▶ [TASK TO COMPLETE] All lines of the entries with "Hazardous" in them must be listed.

(Web page and app entries)
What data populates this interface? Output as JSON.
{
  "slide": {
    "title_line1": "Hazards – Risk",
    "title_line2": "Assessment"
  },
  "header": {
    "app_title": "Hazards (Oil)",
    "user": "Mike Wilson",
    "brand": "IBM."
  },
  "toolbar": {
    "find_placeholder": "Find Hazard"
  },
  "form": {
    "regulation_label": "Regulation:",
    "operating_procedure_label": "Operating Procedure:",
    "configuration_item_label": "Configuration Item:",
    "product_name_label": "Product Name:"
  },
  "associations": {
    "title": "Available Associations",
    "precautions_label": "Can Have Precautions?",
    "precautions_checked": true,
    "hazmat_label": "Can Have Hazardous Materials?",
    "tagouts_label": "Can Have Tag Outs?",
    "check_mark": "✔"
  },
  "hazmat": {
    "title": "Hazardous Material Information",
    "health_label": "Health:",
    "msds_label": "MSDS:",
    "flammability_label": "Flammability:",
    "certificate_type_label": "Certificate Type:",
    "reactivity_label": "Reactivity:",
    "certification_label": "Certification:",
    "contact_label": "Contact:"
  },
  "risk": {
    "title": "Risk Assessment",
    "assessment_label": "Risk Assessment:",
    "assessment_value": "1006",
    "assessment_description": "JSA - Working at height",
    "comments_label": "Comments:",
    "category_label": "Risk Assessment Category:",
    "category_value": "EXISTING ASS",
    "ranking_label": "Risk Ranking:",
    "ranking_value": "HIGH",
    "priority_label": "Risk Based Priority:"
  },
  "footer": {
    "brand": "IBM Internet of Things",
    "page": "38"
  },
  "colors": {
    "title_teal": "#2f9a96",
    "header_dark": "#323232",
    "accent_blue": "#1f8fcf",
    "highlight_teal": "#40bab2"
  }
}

▶ [EXERCISE SOLUTION]
    "hazmat_label": "Can Have Hazardous Materials?",
    "title": "Hazardous Material Information",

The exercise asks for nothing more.